Nearly two years after a Lion Air 737 MAX in Indonesia crashed just minutes after its take off, killing 189 passengers and crew members aboard, Boeing has announced that settlements have been reached in about 90% of the wrongful death lawsuits brought over problems with the aircraft that caused the plane accident.
Boeing Aerospace Company, the manufacturer of the controversial 737 Max passenger jet, announced that it has settled at least 171 of the 189 claims filed following the fatal October 2018 crash of Lion Air Flight JT 610.
In a filing to the U.S. District Court for the Northern District of Illinois, Boeing’s legal team said the manufacturer has resolved the claims either fully or partially. Although details of the Boeing settlements were not disclosed, each family is believed to have received about $1.2 million.
Boeing’s 737 MAX jet was introduced as a passenger airliner in January 2016, but has been grounded by the Federal Aviation Administration (FAA) since March 13, 2019, following two deadly crashes within a five months, which killed 346 passengers and crew members combined.
The first Boeing 737 accident occurred on October 29, 2018, when Lion Air Flight 610 went down after departing from Jakarta, Indonesia airport, killing all passengers and crew. Investigators determined that the pilots struggled for 11 minutes to keep the plane in the air, likely due to a problem with the plane’s Angle of Attack sensor, which kept forcing the nose of the plane down, with the pilots unable to shut it off.
A second crash occurred involving another Boeing 737 Max which crashed just minutes into its flight on March 10, 2019, killing all 157 passengers and crew on board Ethiopian Airline Flight 302. The entire 737 Max fleet was grounded worldwide shortly after.
Both crashes were initially attributed to the aircrafts’ angle of attack system, which is the attitude of the wings in relation to airflow. When air flows over the wings at the correct angle, you get lift, which is what makes a plane fly. If the air is not flowing over the wings properly, the plane can stall, which occurs when it loses lift and begins to fall out of the sky.
As the lawsuits against the manufacturer continue to settle, nearly 400 Boeing 737 Max jets remain grounded as they go through an extension approval process.
Boeing announced it began test flights without passenger’s this past week, after making a series of wiring and software updates to correct the AOA system. If cleared by U.S. aviation regulators the changes could put the planes back into service fairly quickly.
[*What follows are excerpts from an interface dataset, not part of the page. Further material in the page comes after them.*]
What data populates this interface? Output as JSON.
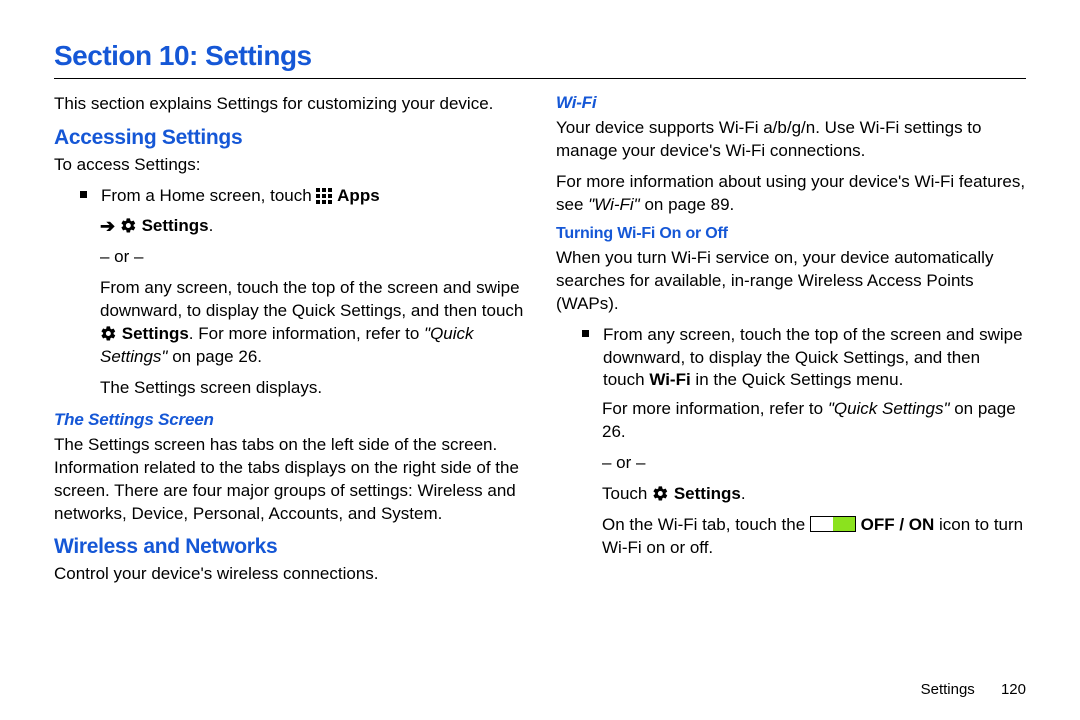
{
  "title": "Section 10: Settings",
  "col1": {
    "intro": "This section explains Settings for customizing your device.",
    "h_access": "Accessing Settings",
    "to_access": "To access Settings:",
    "b1_a": "From a Home screen, touch ",
    "b1_apps": " Apps",
    "b1_settings": " Settings",
    "b1_period": ".",
    "or": "– or –",
    "b1_from_any": "From any screen, touch the top of the screen and swipe downward, to display the Quick Settings, and then touch ",
    "b1_settings2": " Settings",
    "b1_more": ". For more information, refer to ",
    "b1_qs": "\"Quick Settings\" ",
    "b1_page": "on page 26.",
    "b1_screen": "The Settings screen displays.",
    "h_screen": "The Settings Screen",
    "screen_text": "The Settings screen has tabs on the left side of the screen. Information related to the tabs displays on the right side of the screen. There are four major groups of settings: Wireless and networks, Device, Personal, Accounts, and System.",
    "h_wireless": "Wireless and Networks",
    "wireless_text": "Control your device's wireless connections."
  },
  "col2": {
    "h_wifi": "Wi-Fi",
    "wifi_p1_a": "Your device supports Wi-Fi a/b/g/n. Use Wi-Fi settings to manage your device's Wi-Fi connections.",
    "wifi_p2_a": "For more information about using your device's Wi-Fi features, see ",
    "wifi_p2_i": "\"Wi-Fi\" ",
    "wifi_p2_b": "on page 89.",
    "h_onoff": "Turning Wi-Fi On or Off",
    "onoff_p1": "When you turn Wi-Fi service on, your device automatically searches for available, in-range Wireless Access Points (WAPs).",
    "b_from_any": "From any screen, touch the top of the screen and swipe downward, to display the Quick Settings, and then touch ",
    "b_wifi": "Wi-Fi",
    "b_in_qs": " in the Quick Settings menu.",
    "b_more": "For more information, refer to ",
    "b_qs": "\"Quick Settings\"",
    "b_page": " on page 26.",
    "or": "– or –",
    "touch": "Touch ",
    "settings": " Settings",
    "period": ".",
    "tab_a": "On the Wi-Fi tab, touch the ",
    "tab_b": " OFF / ON",
    "tab_c": " icon to turn Wi-Fi on or off."
  },
  "footer": {
    "label": "Settings",
    "page": "120"
  }
}
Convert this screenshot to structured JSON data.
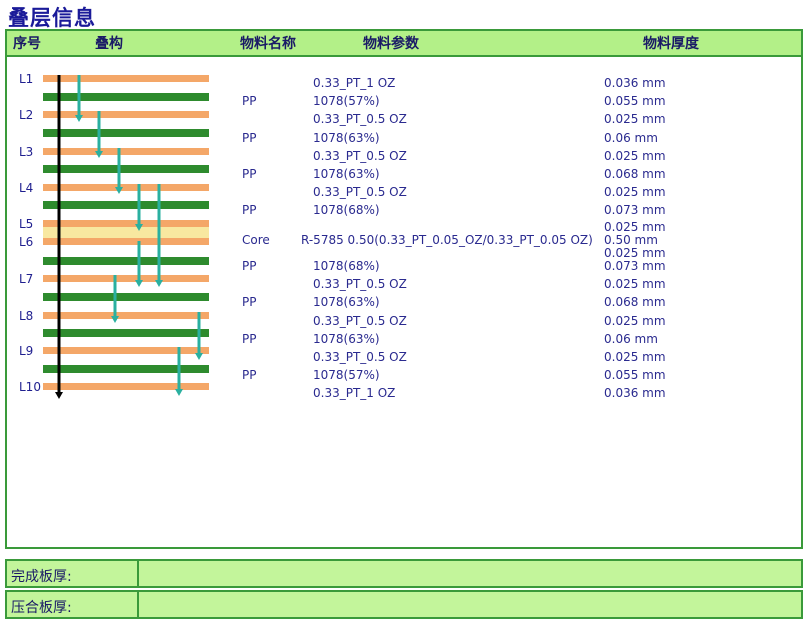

However, Boeing still faces a large hurdle of receiving acceptance to allow the planes to return to operation from other country officials, where many of the planes are currently stationed. Reports indicate that before those approvals can take place, pilots will be required to spend a significant amount of time in simulation training to understand how to respond to the AOA safety system.